    I add this clarification because it does not add to the understanding of Climate Science nor support the efforts of Climate Science Skepticism to further the misunderstanding of religion.

  160. David Ross
    Gleick breached the following commandments:
    You shalt not steal Exodus 20:15
    You shall not give false testimony against your neighbor. Exodus 20:16

    The issues you raise deal foundationally with our unalienable rights to religion, conscience and speech with which we were endowed by our Creator.
    See:
    In Defense of Religious Freedom, A Statement by Evangelicals and Catholics Together. First Things

    The Cornwall Alliance on An Evangelical Declaration on Global Warming

    On comparing carbon credits and indulgences see:
    Carbon credits: indulgence or commutation fee?
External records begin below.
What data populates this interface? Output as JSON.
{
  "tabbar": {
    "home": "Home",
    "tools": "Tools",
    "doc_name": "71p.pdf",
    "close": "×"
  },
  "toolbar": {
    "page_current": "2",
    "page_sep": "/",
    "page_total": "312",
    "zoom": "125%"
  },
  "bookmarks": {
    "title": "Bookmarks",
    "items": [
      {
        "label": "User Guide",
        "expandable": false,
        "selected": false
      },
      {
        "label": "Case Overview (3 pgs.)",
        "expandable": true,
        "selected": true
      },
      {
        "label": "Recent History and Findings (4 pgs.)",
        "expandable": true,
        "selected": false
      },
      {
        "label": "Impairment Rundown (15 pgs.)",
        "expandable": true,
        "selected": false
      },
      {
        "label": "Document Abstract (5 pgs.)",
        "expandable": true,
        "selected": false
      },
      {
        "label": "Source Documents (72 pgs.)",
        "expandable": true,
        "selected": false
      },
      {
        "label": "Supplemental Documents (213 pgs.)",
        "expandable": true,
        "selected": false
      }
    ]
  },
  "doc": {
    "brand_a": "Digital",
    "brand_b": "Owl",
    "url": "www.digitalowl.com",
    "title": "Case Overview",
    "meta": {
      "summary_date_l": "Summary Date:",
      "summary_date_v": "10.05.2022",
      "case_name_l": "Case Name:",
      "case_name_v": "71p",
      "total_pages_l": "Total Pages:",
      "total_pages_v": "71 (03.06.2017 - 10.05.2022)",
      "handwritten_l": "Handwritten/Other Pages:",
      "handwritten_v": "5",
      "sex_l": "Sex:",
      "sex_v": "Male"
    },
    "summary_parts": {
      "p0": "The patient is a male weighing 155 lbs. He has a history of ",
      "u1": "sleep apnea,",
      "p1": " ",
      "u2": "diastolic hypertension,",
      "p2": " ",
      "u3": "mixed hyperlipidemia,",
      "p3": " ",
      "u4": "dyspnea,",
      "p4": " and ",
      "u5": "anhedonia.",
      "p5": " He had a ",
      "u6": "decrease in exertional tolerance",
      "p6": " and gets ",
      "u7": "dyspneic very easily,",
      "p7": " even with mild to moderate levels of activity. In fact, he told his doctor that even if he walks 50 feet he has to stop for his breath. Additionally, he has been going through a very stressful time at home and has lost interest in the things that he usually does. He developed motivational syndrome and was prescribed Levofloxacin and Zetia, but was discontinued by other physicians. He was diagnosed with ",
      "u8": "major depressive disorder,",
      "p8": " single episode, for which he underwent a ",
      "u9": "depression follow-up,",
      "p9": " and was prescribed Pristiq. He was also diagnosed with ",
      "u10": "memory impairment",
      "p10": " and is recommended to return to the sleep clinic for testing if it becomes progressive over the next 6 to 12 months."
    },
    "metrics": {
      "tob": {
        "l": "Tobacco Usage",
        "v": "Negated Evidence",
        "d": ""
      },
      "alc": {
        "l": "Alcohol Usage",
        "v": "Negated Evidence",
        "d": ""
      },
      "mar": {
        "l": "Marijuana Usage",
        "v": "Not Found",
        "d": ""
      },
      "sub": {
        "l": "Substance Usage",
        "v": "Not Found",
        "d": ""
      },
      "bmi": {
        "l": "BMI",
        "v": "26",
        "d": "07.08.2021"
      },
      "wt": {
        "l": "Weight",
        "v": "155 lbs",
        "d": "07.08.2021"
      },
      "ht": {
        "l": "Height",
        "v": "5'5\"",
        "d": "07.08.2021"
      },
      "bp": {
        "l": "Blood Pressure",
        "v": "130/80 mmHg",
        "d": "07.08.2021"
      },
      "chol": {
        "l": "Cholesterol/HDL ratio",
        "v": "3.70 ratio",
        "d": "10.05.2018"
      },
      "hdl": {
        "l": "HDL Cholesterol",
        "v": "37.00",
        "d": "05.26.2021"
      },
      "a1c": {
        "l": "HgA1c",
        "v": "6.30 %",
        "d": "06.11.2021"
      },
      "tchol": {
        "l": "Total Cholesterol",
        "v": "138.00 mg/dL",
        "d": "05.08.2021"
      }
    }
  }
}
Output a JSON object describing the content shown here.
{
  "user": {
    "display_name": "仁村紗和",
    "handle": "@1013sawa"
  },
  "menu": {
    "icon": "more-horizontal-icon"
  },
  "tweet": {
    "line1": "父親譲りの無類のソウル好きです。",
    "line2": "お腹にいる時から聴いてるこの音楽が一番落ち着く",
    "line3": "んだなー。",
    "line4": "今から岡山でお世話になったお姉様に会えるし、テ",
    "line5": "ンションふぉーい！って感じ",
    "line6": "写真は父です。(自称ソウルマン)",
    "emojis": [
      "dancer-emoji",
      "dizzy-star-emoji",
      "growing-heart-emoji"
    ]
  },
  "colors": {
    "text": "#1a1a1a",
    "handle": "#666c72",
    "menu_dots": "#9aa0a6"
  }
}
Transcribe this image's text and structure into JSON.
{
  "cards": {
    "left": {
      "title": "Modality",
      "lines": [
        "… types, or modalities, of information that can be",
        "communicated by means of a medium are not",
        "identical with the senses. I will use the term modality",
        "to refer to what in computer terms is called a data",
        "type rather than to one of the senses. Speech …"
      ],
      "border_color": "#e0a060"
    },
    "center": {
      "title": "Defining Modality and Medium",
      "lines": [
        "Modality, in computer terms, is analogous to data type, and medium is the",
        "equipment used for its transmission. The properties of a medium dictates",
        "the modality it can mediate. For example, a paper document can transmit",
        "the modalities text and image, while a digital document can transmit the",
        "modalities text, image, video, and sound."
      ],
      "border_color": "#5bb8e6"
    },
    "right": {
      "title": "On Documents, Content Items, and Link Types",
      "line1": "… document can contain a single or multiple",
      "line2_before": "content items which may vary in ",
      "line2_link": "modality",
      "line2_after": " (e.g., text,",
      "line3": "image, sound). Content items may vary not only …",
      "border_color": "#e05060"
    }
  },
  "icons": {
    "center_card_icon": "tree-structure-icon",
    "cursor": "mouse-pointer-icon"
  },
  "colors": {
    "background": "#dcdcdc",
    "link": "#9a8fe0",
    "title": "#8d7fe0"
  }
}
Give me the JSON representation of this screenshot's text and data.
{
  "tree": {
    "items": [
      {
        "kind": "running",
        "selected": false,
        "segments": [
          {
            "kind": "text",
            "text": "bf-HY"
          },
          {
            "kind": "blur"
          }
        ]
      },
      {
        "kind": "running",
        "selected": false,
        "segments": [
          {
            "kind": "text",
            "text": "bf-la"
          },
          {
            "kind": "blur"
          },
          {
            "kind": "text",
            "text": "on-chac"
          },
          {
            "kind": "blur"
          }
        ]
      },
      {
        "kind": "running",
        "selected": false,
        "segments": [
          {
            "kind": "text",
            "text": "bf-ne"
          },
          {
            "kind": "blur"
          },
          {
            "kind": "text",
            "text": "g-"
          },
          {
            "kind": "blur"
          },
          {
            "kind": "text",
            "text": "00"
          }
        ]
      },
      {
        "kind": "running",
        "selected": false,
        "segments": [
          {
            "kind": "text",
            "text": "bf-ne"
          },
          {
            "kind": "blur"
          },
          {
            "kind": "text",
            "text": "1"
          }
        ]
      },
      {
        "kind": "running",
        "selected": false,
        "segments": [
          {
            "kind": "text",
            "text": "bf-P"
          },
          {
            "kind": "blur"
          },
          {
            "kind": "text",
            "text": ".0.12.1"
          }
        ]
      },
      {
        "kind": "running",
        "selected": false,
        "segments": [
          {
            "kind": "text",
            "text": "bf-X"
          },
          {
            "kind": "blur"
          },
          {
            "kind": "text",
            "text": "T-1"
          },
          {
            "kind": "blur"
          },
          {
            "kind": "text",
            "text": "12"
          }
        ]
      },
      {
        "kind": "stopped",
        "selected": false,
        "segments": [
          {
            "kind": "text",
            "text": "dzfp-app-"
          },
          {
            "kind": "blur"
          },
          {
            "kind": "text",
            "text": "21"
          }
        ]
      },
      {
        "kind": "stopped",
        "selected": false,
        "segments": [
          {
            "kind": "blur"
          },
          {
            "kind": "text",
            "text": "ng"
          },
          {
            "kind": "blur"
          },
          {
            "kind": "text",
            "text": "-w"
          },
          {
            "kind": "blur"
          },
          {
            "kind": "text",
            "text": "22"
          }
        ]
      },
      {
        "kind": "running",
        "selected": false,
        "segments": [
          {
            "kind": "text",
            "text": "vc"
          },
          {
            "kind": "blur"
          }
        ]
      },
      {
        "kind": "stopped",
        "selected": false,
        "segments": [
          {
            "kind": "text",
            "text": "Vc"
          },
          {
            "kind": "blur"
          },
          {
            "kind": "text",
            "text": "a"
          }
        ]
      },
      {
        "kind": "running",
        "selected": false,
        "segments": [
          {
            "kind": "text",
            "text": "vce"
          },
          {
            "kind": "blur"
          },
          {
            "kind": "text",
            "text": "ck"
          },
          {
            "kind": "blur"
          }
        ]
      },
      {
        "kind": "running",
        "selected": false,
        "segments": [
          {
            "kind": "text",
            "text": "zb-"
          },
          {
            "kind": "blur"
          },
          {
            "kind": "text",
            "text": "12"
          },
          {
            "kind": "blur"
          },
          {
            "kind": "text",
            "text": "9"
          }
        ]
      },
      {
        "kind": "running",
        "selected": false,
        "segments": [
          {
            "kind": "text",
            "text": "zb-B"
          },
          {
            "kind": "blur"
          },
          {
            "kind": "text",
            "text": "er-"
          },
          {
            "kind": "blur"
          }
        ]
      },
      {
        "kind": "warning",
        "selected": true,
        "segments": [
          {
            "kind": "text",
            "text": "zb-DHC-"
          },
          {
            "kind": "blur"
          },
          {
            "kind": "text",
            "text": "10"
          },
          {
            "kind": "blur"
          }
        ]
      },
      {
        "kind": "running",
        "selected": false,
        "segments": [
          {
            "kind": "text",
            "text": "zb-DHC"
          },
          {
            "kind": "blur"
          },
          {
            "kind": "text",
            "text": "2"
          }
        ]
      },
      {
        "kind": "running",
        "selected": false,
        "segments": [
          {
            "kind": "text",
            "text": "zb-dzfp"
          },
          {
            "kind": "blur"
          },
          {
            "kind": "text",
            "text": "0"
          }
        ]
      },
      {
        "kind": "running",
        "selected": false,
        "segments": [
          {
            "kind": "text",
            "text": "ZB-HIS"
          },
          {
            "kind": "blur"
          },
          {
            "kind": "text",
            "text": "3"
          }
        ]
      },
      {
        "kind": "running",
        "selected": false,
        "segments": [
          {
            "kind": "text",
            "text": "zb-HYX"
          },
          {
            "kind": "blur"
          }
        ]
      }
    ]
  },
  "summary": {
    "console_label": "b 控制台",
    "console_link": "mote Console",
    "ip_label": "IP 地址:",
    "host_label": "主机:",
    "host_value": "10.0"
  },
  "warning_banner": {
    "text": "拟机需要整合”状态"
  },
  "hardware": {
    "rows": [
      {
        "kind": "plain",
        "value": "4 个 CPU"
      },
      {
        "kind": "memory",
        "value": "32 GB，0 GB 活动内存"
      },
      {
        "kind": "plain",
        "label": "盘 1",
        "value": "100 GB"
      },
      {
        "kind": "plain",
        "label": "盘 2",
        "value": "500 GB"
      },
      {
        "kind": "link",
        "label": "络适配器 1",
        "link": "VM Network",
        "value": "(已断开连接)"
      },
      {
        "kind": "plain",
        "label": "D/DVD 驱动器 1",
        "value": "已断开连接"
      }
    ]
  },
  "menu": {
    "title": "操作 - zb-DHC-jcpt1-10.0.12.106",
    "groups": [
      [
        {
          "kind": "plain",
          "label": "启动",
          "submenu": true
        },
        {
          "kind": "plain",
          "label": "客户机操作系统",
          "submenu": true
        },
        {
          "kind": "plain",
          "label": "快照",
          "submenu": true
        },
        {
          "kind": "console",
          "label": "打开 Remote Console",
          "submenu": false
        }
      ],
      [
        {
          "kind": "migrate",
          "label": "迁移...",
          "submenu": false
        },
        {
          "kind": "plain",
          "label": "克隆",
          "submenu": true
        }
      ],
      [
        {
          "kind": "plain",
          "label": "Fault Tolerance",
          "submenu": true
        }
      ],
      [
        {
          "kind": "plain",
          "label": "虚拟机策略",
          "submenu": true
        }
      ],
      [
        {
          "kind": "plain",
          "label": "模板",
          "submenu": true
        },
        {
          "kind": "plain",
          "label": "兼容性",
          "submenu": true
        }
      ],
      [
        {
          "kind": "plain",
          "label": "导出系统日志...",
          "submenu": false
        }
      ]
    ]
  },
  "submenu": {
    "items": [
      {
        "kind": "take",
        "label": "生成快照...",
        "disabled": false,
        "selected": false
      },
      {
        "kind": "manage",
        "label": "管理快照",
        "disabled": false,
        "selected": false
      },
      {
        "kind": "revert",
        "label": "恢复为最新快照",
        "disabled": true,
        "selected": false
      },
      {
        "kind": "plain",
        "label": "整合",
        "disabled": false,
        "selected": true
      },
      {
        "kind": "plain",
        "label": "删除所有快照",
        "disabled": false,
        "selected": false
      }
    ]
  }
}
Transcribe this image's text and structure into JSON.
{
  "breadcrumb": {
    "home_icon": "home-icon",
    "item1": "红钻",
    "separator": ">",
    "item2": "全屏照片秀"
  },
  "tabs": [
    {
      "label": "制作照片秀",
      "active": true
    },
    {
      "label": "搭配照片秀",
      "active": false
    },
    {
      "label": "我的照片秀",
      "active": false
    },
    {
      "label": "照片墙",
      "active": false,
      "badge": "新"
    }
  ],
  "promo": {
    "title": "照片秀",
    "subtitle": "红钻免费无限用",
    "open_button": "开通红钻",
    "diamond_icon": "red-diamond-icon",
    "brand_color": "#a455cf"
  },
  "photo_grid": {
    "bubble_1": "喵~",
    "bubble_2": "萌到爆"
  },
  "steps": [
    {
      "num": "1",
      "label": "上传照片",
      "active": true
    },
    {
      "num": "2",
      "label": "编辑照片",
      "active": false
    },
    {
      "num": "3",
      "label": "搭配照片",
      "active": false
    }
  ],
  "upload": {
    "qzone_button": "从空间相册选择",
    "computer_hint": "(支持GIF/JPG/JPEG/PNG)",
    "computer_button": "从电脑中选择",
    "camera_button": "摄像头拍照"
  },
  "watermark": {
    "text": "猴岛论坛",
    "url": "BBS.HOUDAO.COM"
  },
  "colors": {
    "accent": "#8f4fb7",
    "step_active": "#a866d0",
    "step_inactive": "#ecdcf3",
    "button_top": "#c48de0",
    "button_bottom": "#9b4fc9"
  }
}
Thomas Lifson The American Thinker, February 28, 2007
    with numerous more per Google carbon credits indulgences

    PS Re: “When even the dumbest of village idiots, in the dumbest village, of the dumbest province, saw through this scam, there was a rebellion.”
    You appear to be rewriting history after your preconceptions. The Reformation began with the brightest Dr. Martin Luther posting:
    Disputation on the Power and Efficacy of Indulgences Commonly Known as The 95 Theses calling for a formal scholarly debate over the corruption in the catholic church (indulgences etc.) compared to the standard established in the Bible.

    On expectations of Christ’s coming at 1000 AD, that only shows that they had not read or understood what Jesus declared: “No one knows about that day or hour, not even the angels in heaven, nor the Son, but only the Father.” Matthew 24:36

    Re: “I am not religious and don’t want to see creationism taught in schools, other than perhaps a single paragraph mentioning that such views exist.”
    In other words, you wish to have schools impose your religious views on all students who do not believe as you do. i.e, that there is no Creator, or that he could not have created outside of evolution.

  161. Anthony Watts says:

    OK, I’m closing this thread as it has dengenerated into religious zealotry flaming. michaelozanne’s recent off color comments that I had to snip are a perfect example. We all have better things to do. – Anthony

Comments are closed.